Like two football teams wrestling over a ball (a limited resource on the footy field), there can only be one winner in competitive exclusion. However, the result is more severe than losing a match (even a grand final!). Over time, the species that is the stronger competitor will get more of the scarce supplies. They will grow better, produce relatively more offspring and ultimately take over. The poorer competitor gets relatively less, reproduces less and is edged out, eventually eliminated from the area.
How does this work with our two tiny bird Pokémon? Well, Spearow is very aggressive (its Japanese name literally translates to demon sparrow). Pidgey, on the other hand, is timid and generally prefers to run from confrontation. When there is not enough space or food for both Pokémon, it is likely that Spearow will attack and drive Pidgey away from the prime habitat. This is called interference competition. Over time, the Spearow do better than the Pidgey, take more of the resources and drive the Pidgey to local extinction.
An aggressive noisy miner about to get into it with an unsuspecting kookaburra. Image credit: Alex Proimos via Flikr.
So why doesn’t Spearow just take over everywhere and eliminate Pidgy completely? Obviously it is difficult for us to test this, but we can speculate.
Simply, it may be that Spearow have not reached all the areas where Pidgey are. There may be landscape features (such as large mountains) that prevent them getting there – this is what ecologists would call a dispersal barrier. However, considering that they can fly and are found in many different regions, it is likely that they are theoretically able to reach some of areas where they aren’t found.

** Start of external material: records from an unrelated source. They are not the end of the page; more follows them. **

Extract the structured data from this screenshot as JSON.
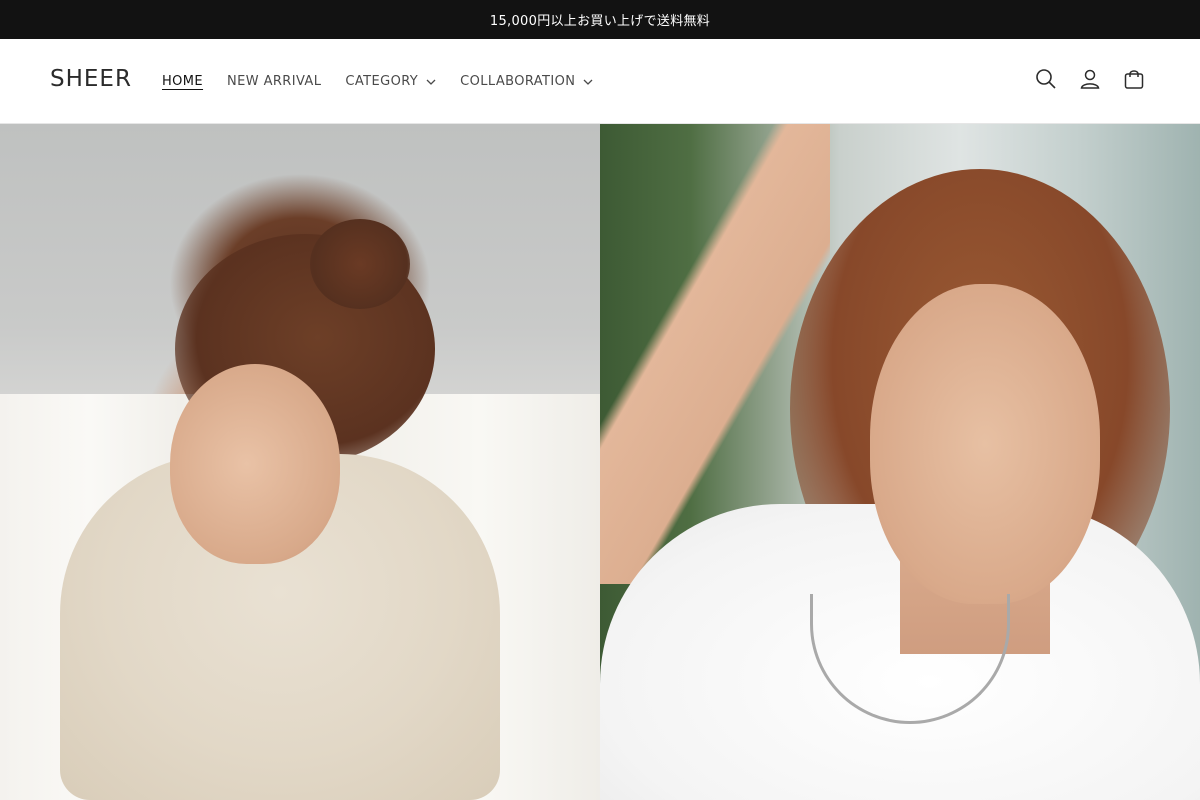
{
  "announcement": {
    "text": "15,000円以上お買い上げで送料無料"
  },
  "header": {
    "logo": "SHEER",
    "nav": [
      {
        "label": "HOME",
        "active": true,
        "has_dropdown": false
      },
      {
        "label": "NEW ARRIVAL",
        "active": false,
        "has_dropdown": false
      },
      {
        "label": "CATEGORY",
        "active": false,
        "has_dropdown": true
      },
      {
        "label": "COLLABORATION",
        "active": false,
        "has_dropdown": true
      }
    ],
    "icons": [
      "search-icon",
      "account-icon",
      "cart-icon"
    ]
  },
  "hero": {
    "images": [
      {
        "name": "hero-image-left",
        "icon": "photo"
      },
      {
        "name": "hero-image-right",
        "icon": "photo"
      }
    ]
  },
  "colors": {
    "announcement_bg": "#121212",
    "announcement_text": "#ffffff",
    "header_bg": "#ffffff",
    "text": "#121212"
  }
}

Another plausible explanation is other interpoké interactions. Mankey, the pig monkey Pokemon, is hyper-aggressive and lives in trees, so there is some habitat overlap with Spearow and Pidgey. Mankey is also rarely found in the same areas as Spearow. In the areas where Pidgey and Spearow both occur, there are usually Mankey present. This suggests that the territorial Spearow and Mankey spend much of their energy in competition with each other, and leave the less boisterous Pidgey to itself, allowing it to get by.
Sometimes, being exceedingly territorial is not an advantage.
A standoff between a squirrel and a pigeon over some tasty peanuts. Image credit: fmpgoh via Flikr
The game of ecology
You might notice that I use words like “likely” a lot. Well, that’s intentional. It is often hard to prove that things are happening in the natural world. Also, there may not be one neat answer, but many combined reasons that are difficult to disentangle. Ecologists use many different lines of evidence to support one idea and not another. This is what makes ecology so fun – it’s like one big game of Cluedo.